╭──

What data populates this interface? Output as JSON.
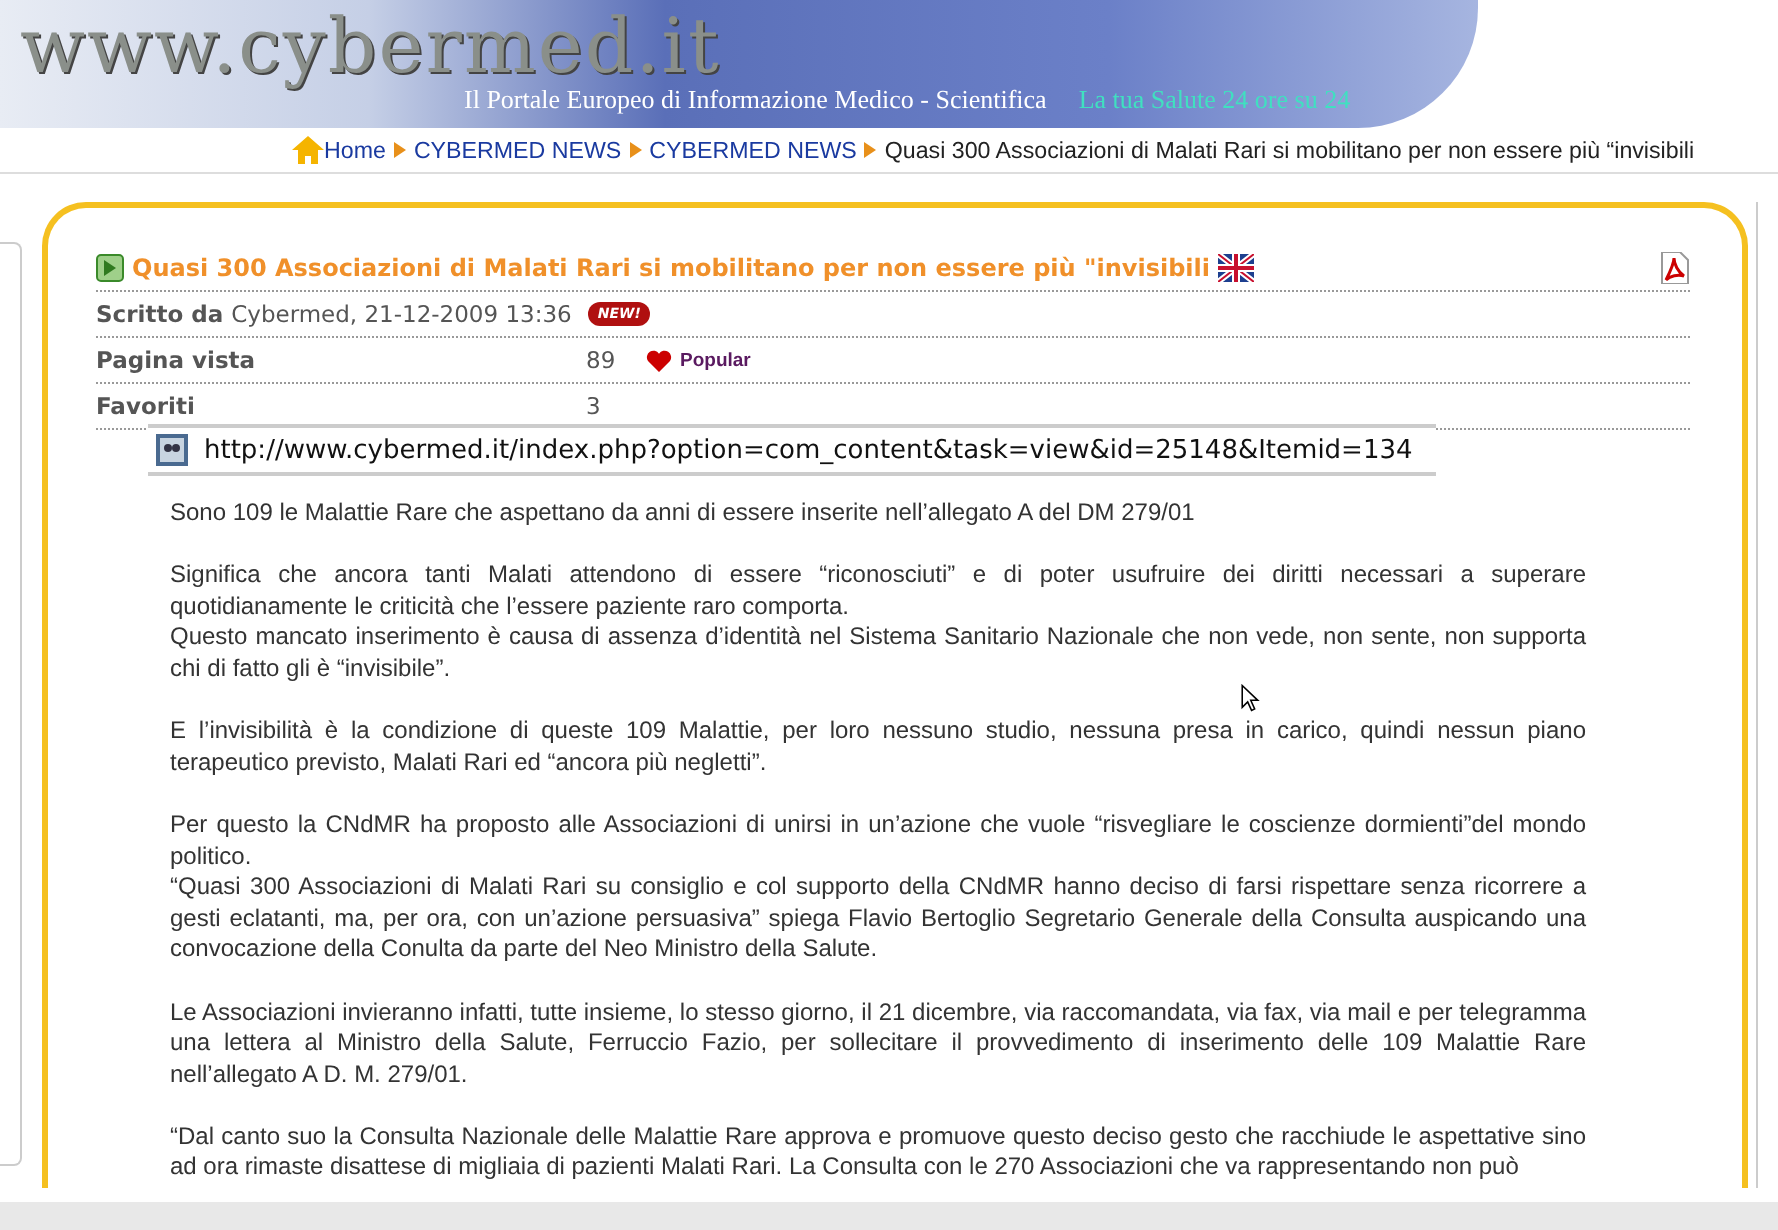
{
  "header": {
    "logo": "www.cybermed.it",
    "subtitle": "Il Portale Europeo di Informazione Medico - Scientifica",
    "tagline": "La tua Salute 24 ore su 24"
  },
  "breadcrumb": [
    {
      "label": "Home",
      "kind": "home"
    },
    {
      "label": "CYBERMED NEWS",
      "kind": "link"
    },
    {
      "label": "CYBERMED NEWS",
      "kind": "link"
    },
    {
      "label": "Quasi 300 Associazioni di Malati Rari si mobilitano per non essere più “invisibili",
      "kind": "current"
    }
  ],
  "article": {
    "title": "Quasi 300 Associazioni di Malati Rari si mobilitano per non essere più \"invisibili",
    "meta": [
      {
        "label": "Scritto da",
        "value": "Cybermed, 21-12-2009 13:36",
        "badge": "NEW!",
        "kind": "author"
      },
      {
        "label": "Pagina vista",
        "value": "89",
        "badge": "Popular",
        "kind": "hits"
      },
      {
        "label": "Favoriti",
        "value": "3",
        "kind": "plain"
      }
    ],
    "url_tooltip": "http://www.cybermed.it/index.php?option=com_content&task=view&id=25148&Itemid=134",
    "paragraphs": [
      {
        "texts": [
          "Sono 109 le Malattie Rare che aspettano da anni di essere inserite nell’allegato A del DM 279/01"
        ]
      },
      {
        "texts": [
          "Significa che ancora tanti Malati attendono di essere “riconosciuti” e di poter usufruire dei diritti necessari a superare quotidianamente le criticità che l’essere paziente raro comporta.",
          "Questo mancato inserimento è causa di assenza d’identità nel Sistema Sanitario Nazionale che non vede, non sente, non supporta chi di fatto gli è “invisibile”."
        ]
      },
      {
        "texts": [
          "E l’invisibilità è la condizione di queste 109 Malattie, per loro nessuno studio, nessuna presa in carico, quindi nessun piano terapeutico previsto, Malati Rari ed “ancora più negletti”."
        ]
      },
      {
        "texts": [
          "Per questo la CNdMR ha proposto alle Associazioni di unirsi in un’azione che vuole “risvegliare le coscienze dormienti”del mondo politico.",
          "“Quasi 300 Associazioni di Malati Rari su consiglio e col supporto della CNdMR hanno deciso di farsi rispettare senza ricorrere a gesti eclatanti, ma, per ora, con un’azione persuasiva” spiega Flavio Bertoglio Segretario Generale della Consulta auspicando una convocazione della Conulta da parte del Neo Ministro della Salute."
        ]
      },
      {
        "texts": [
          "Le Associazioni invieranno infatti, tutte insieme, lo stesso giorno, il 21 dicembre, via raccomandata, via fax, via mail e per telegramma una lettera al Ministro della Salute, Ferruccio Fazio, per sollecitare  il provvedimento di inserimento delle 109 Malattie Rare nell’allegato A D. M. 279/01."
        ]
      },
      {
        "texts": [
          "“Dal canto suo la Consulta Nazionale delle Malattie Rare approva e promuove questo deciso gesto che racchiude le aspettative sino ad ora rimaste disattese di migliaia di pazienti Malati Rari. La Consulta con le 270 Associazioni che va rappresentando non può"
        ]
      }
    ]
  }
}
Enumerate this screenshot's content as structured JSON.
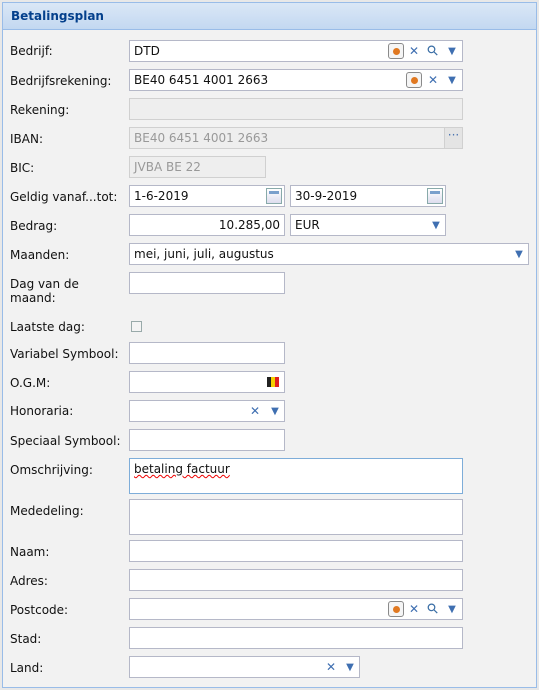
{
  "panel": {
    "title": "Betalingsplan"
  },
  "fields": {
    "bedrijf": {
      "label": "Bedrijf:",
      "value": "DTD"
    },
    "bedrijfsrekening": {
      "label": "Bedrijfsrekening:",
      "value": "BE40 6451 4001 2663"
    },
    "rekening": {
      "label": "Rekening:",
      "value": ""
    },
    "iban": {
      "label": "IBAN:",
      "value": "BE40 6451 4001 2663"
    },
    "bic": {
      "label": "BIC:",
      "value": "JVBA BE 22"
    },
    "geldig": {
      "label": "Geldig vanaf...tot:",
      "from": "1-6-2019",
      "to": "30-9-2019"
    },
    "bedrag": {
      "label": "Bedrag:",
      "value": "10.285,00",
      "currency": "EUR"
    },
    "maanden": {
      "label": "Maanden:",
      "value": "mei, juni, juli, augustus"
    },
    "dag": {
      "label_line1": "Dag van de",
      "label_line2": "maand:",
      "value": ""
    },
    "laatste_dag": {
      "label": "Laatste dag:",
      "checked": false
    },
    "variabel": {
      "label": "Variabel Symbool:",
      "value": ""
    },
    "ogm": {
      "label": "O.G.M:",
      "value": ""
    },
    "honoraria": {
      "label": "Honoraria:",
      "value": ""
    },
    "speciaal": {
      "label": "Speciaal Symbool:",
      "value": ""
    },
    "omschrijving": {
      "label": "Omschrijving:",
      "value": "betaling factuur"
    },
    "mededeling": {
      "label": "Mededeling:",
      "value": ""
    },
    "naam": {
      "label": "Naam:",
      "value": ""
    },
    "adres": {
      "label": "Adres:",
      "value": ""
    },
    "postcode": {
      "label": "Postcode:",
      "value": ""
    },
    "stad": {
      "label": "Stad:",
      "value": ""
    },
    "land": {
      "label": "Land:",
      "value": ""
    }
  },
  "glyphs": {
    "clear": "✕",
    "dropdown": "▼",
    "search": "⚲",
    "ellipsis": "···"
  },
  "colors": {
    "title_text": "#04408c",
    "header_bg": "#c3d8f1",
    "border": "#99bce8",
    "icon_blue": "#3f6fb1"
  }
}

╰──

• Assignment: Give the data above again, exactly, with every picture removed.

• Written reply:
What data populates this interface? Output as JSON.
{
  "header": {
    "logo": "www.cybermed.it",
    "subtitle": "Il Portale Europeo di Informazione Medico - Scientifica",
    "tagline": "La tua Salute 24 ore su 24"
  },
  "breadcrumb": [
    {
      "label": "Home",
      "kind": "home"
    },
    {
      "label": "CYBERMED NEWS",
      "kind": "link"
    },
    {
      "label": "CYBERMED NEWS",
      "kind": "link"
    },
    {
      "label": "Quasi 300 Associazioni di Malati Rari si mobilitano per non essere più “invisibili",
      "kind": "current"
    }
  ],
  "article": {
    "title": "Quasi 300 Associazioni di Malati Rari si mobilitano per non essere più \"invisibili",
    "meta": [
      {
        "label": "Scritto da",
        "value": "Cybermed, 21-12-2009 13:36",
        "badge": "NEW!",
        "kind": "author"
      },
      {
        "label": "Pagina vista",
        "value": "89",
        "badge": "Popular",
        "kind": "hits"
      },
      {
        "label": "Favoriti",
        "value": "3",
        "kind": "plain"
      }
    ],
    "url_tooltip": "http://www.cybermed.it/index.php?option=com_content&task=view&id=25148&Itemid=134",
    "paragraphs": [
      {
        "texts": [
          "Sono 109 le Malattie Rare che aspettano da anni di essere inserite nell’allegato A del DM 279/01"
        ]
      },
      {
        "texts": [
          "Significa che ancora tanti Malati attendono di essere “riconosciuti” e di poter usufruire dei diritti necessari a superare quotidianamente le criticità che l’essere paziente raro comporta.",
          "Questo mancato inserimento è causa di assenza d’identità nel Sistema Sanitario Nazionale che non vede, non sente, non supporta chi di fatto gli è “invisibile”."
        ]
      },
      {
        "texts": [
          "E l’invisibilità è la condizione di queste 109 Malattie, per loro nessuno studio, nessuna presa in carico, quindi nessun piano terapeutico previsto, Malati Rari ed “ancora più negletti”."
        ]
      },
      {
        "texts": [
          "Per questo la CNdMR ha proposto alle Associazioni di unirsi in un’azione che vuole “risvegliare le coscienze dormienti”del mondo politico.",
          "“Quasi 300 Associazioni di Malati Rari su consiglio e col supporto della CNdMR hanno deciso di farsi rispettare senza ricorrere a gesti eclatanti, ma, per ora, con un’azione persuasiva” spiega Flavio Bertoglio Segretario Generale della Consulta auspicando una convocazione della Conulta da parte del Neo Ministro della Salute."
        ]
      },
      {
        "texts": [
          "Le Associazioni invieranno infatti, tutte insieme, lo stesso giorno, il 21 dicembre, via raccomandata, via fax, via mail e per telegramma una lettera al Ministro della Salute, Ferruccio Fazio, per sollecitare  il provvedimento di inserimento delle 109 Malattie Rare nell’allegato A D. M. 279/01."
        ]
      },
      {
        "texts": [
          "“Dal canto suo la Consulta Nazionale delle Malattie Rare approva e promuove questo deciso gesto che racchiude le aspettative sino ad ora rimaste disattese di migliaia di pazienti Malati Rari. La Consulta con le 270 Associazioni che va rappresentando non può"
        ]
      }
    ]
  }
}
Enumerate this screenshot's content as structured JSON.
{
  "panel": {
    "title": "Betalingsplan"
  },
  "fields": {
    "bedrijf": {
      "label": "Bedrijf:",
      "value": "DTD"
    },
    "bedrijfsrekening": {
      "label": "Bedrijfsrekening:",
      "value": "BE40 6451 4001 2663"
    },
    "rekening": {
      "label": "Rekening:",
      "value": ""
    },
    "iban": {
      "label": "IBAN:",
      "value": "BE40 6451 4001 2663"
    },
    "bic": {
      "label": "BIC:",
      "value": "JVBA BE 22"
    },
    "geldig": {
      "label": "Geldig vanaf...tot:",
      "from": "1-6-2019",
      "to": "30-9-2019"
    },
    "bedrag": {
      "label": "Bedrag:",
      "value": "10.285,00",
      "currency": "EUR"
    },
    "maanden": {
      "label": "Maanden:",
      "value": "mei, juni, juli, augustus"
    },
    "dag": {
      "label_line1": "Dag van de",
      "label_line2": "maand:",
      "value": ""
    },
    "laatste_dag": {
      "label": "Laatste dag:",
      "checked": false
    },
    "variabel": {
      "label": "Variabel Symbool:",
      "value": ""
    },
    "ogm": {
      "label": "O.G.M:",
      "value": ""
    },
    "honoraria": {
      "label": "Honoraria:",
      "value": ""
    },
    "speciaal": {
      "label": "Speciaal Symbool:",
      "value": ""
    },
    "omschrijving": {
      "label": "Omschrijving:",
      "value": "betaling factuur"
    },
    "mededeling": {
      "label": "Mededeling:",
      "value": ""
    },
    "naam": {
      "label": "Naam:",
      "value": ""
    },
    "adres": {
      "label": "Adres:",
      "value": ""
    },
    "postcode": {
      "label": "Postcode:",
      "value": ""
    },
    "stad": {
      "label": "Stad:",
      "value": ""
    },
    "land": {
      "label": "Land:",
      "value": ""
    }
  },
  "glyphs": {
    "clear": "✕",
    "dropdown": "▼",
    "search": "⚲",
    "ellipsis": "···"
  },
  "colors": {
    "title_text": "#04408c",
    "header_bg": "#c3d8f1",
    "border": "#99bce8",
    "icon_blue": "#3f6fb1"
  }
}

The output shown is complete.